» **Goal of the exercise**: All records are to be retyped faithfully and completely.

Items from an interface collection
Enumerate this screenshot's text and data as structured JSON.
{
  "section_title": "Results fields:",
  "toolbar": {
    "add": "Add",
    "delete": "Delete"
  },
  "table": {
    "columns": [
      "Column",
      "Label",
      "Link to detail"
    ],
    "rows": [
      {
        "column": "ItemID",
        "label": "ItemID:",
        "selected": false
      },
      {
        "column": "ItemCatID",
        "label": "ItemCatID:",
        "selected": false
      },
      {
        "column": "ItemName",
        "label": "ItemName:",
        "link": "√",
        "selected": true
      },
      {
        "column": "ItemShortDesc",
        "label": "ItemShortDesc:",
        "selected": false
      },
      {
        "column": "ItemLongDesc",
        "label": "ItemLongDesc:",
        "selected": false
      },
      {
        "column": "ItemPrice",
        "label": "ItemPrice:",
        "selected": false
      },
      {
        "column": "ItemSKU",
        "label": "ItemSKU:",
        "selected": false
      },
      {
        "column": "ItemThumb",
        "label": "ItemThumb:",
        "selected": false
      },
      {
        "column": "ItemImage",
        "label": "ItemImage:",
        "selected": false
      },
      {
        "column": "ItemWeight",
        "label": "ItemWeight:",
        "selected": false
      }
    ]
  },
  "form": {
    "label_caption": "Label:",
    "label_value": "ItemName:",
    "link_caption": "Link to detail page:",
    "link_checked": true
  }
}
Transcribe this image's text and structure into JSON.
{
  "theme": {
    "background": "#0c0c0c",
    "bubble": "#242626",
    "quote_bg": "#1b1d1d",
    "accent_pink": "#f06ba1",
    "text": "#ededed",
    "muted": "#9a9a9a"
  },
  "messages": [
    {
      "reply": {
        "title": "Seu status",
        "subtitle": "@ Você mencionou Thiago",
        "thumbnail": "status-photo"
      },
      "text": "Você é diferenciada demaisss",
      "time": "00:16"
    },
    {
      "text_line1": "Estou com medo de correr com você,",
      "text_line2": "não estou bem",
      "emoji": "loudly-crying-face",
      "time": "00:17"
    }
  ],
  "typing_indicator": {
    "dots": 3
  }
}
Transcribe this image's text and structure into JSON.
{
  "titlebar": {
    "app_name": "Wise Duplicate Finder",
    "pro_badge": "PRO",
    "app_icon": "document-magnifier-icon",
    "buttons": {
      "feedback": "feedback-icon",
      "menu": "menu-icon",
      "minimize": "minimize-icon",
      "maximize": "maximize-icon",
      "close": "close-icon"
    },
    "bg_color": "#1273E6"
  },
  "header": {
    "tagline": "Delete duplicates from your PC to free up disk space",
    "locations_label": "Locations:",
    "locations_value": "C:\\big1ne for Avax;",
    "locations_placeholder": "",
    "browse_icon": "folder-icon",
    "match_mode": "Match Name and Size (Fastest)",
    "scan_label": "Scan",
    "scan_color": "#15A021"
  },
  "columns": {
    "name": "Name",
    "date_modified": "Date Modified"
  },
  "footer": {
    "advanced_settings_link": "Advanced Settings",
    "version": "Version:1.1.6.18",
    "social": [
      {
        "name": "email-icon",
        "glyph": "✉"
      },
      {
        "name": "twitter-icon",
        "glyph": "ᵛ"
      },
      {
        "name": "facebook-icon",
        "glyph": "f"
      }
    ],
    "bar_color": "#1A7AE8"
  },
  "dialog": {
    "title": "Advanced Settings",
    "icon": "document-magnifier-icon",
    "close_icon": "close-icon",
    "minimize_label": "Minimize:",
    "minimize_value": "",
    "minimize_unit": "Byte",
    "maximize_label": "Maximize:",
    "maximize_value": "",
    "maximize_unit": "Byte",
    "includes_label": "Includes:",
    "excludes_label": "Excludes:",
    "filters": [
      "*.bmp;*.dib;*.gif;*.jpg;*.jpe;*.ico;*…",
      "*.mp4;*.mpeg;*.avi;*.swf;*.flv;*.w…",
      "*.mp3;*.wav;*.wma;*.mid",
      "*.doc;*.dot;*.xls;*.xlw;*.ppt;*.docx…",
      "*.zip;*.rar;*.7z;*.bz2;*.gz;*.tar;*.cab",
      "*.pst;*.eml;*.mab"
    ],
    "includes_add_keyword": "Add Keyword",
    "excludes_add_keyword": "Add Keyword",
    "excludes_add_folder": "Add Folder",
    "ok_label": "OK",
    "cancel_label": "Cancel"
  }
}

» **Task answer**:
Enumerate this screenshot's text and data as structured JSON.
{
  "section_title": "Results fields:",
  "toolbar": {
    "add": "Add",
    "delete": "Delete"
  },
  "table": {
    "columns": [
      "Column",
      "Label",
      "Link to detail"
    ],
    "rows": [
      {
        "column": "ItemID",
        "label": "ItemID:",
        "selected": false
      },
      {
        "column": "ItemCatID",
        "label": "ItemCatID:",
        "selected": false
      },
      {
        "column": "ItemName",
        "label": "ItemName:",
        "link": "√",
        "selected": true
      },
      {
        "column": "ItemShortDesc",
        "label": "ItemShortDesc:",
        "selected": false
      },
      {
        "column": "ItemLongDesc",
        "label": "ItemLongDesc:",
        "selected": false
      },
      {
        "column": "ItemPrice",
        "label": "ItemPrice:",
        "selected": false
      },
      {
        "column": "ItemSKU",
        "label": "ItemSKU:",
        "selected": false
      },
      {
        "column": "ItemThumb",
        "label": "ItemThumb:",
        "selected": false
      },
      {
        "column": "ItemImage",
        "label": "ItemImage:",
        "selected": false
      },
      {
        "column": "ItemWeight",
        "label": "ItemWeight:",
        "selected": false
      }
    ]
  },
  "form": {
    "label_caption": "Label:",
    "label_value": "ItemName:",
    "link_caption": "Link to detail page:",
    "link_checked": true
  }
}
Transcribe this image's text and structure into JSON.
{
  "theme": {
    "background": "#0c0c0c",
    "bubble": "#242626",
    "quote_bg": "#1b1d1d",
    "accent_pink": "#f06ba1",
    "text": "#ededed",
    "muted": "#9a9a9a"
  },
  "messages": [
    {
      "reply": {
        "title": "Seu status",
        "subtitle": "@ Você mencionou Thiago",
        "thumbnail": "status-photo"
      },
      "text": "Você é diferenciada demaisss",
      "time": "00:16"
    },
    {
      "text_line1": "Estou com medo de correr com você,",
      "text_line2": "não estou bem",
      "emoji": "loudly-crying-face",
      "time": "00:17"
    }
  ],
  "typing_indicator": {
    "dots": 3
  }
}
Transcribe this image's text and structure into JSON.
{
  "titlebar": {
    "app_name": "Wise Duplicate Finder",
    "pro_badge": "PRO",
    "app_icon": "document-magnifier-icon",
    "buttons": {
      "feedback": "feedback-icon",
      "menu": "menu-icon",
      "minimize": "minimize-icon",
      "maximize": "maximize-icon",
      "close": "close-icon"
    },
    "bg_color": "#1273E6"
  },
  "header": {
    "tagline": "Delete duplicates from your PC to free up disk space",
    "locations_label": "Locations:",
    "locations_value": "C:\\big1ne for Avax;",
    "locations_placeholder": "",
    "browse_icon": "folder-icon",
    "match_mode": "Match Name and Size (Fastest)",
    "scan_label": "Scan",
    "scan_color": "#15A021"
  },
  "columns": {
    "name": "Name",
    "date_modified": "Date Modified"
  },
  "footer": {
    "advanced_settings_link": "Advanced Settings",
    "version": "Version:1.1.6.18",
    "social": [
      {
        "name": "email-icon",
        "glyph": "✉"
      },
      {
        "name": "twitter-icon",
        "glyph": "ᵛ"
      },
      {
        "name": "facebook-icon",
        "glyph": "f"
      }
    ],
    "bar_color": "#1A7AE8"
  },
  "dialog": {
    "title": "Advanced Settings",
    "icon": "document-magnifier-icon",
    "close_icon": "close-icon",
    "minimize_label": "Minimize:",
    "minimize_value": "",
    "minimize_unit": "Byte",
    "maximize_label": "Maximize:",
    "maximize_value": "",
    "maximize_unit": "Byte",
    "includes_label": "Includes:",
    "excludes_label": "Excludes:",
    "filters": [
      "*.bmp;*.dib;*.gif;*.jpg;*.jpe;*.ico;*…",
      "*.mp4;*.mpeg;*.avi;*.swf;*.flv;*.w…",
      "*.mp3;*.wav;*.wma;*.mid",
      "*.doc;*.dot;*.xls;*.xlw;*.ppt;*.docx…",
      "*.zip;*.rar;*.7z;*.bz2;*.gz;*.tar;*.cab",
      "*.pst;*.eml;*.mab"
    ],
    "includes_add_keyword": "Add Keyword",
    "excludes_add_keyword": "Add Keyword",
    "excludes_add_folder": "Add Folder",
    "ok_label": "OK",
    "cancel_label": "Cancel"
  }
}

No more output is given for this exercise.